Technology company This-Tel takes action in Scotland's Court of Session
A small technology company is suing Leonard Cheshire Disability for more than £430,000 in the Court of Session, the supreme civil court in Scotland.
This-Tel, which is based in Dunblane, Perthshire, signed a three-year contract with the disability charity in November 2009 to provide digital pens, which enable data to be entered automatically into a database using special pens and paper.
The court summons, issued last week, says Leonard Cheshire Disability has refused to make payments of £284,800 for services and licences supplied to the charity. It demands a further £153,674 in costs relating to a three-month notice period that the summons says was written into the contract.

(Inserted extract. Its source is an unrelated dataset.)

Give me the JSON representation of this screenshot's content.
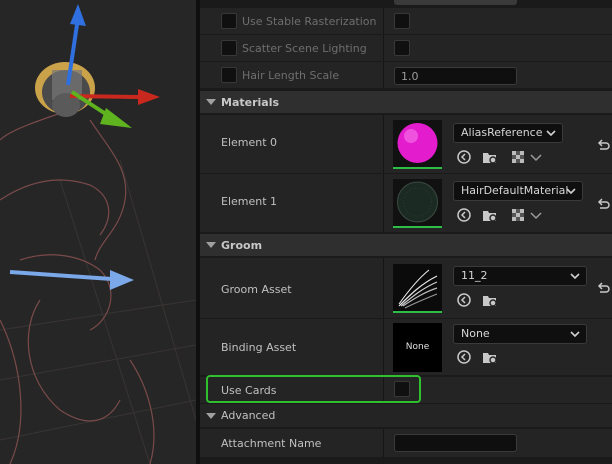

The charity has 21 days to respond. Interest is also contractually due on invoices at 3 per cent above the HSBC base lending rate from 30 days after the date of demand, the summons says.
This-Tel has six members of staff and an annual turnover of about £750,000. Leonard Cheshire Disability has more than 5,700 employees and had an income of £155m in 2010/11, according to figures on the Charity Commission website.
The summons says the contract had a clause enabling the charity to cancel the agreement after the initial six months by giving three months’ notice, but doing so within the first 24 months will incur a fixed penalty payment of the first year’s full agreed contract amount.
The charity gave notice that it was terminating the contract on 17 November 2011, exactly two years after it began, the summons says.
A spokeswoman for Leonard Cheshire Disability said: "The charity has just received the legal documents, so it is inappropriate to comment further at this time."
Steve Forsyth, managing director of This-Tel, said he was unable to comment on the action.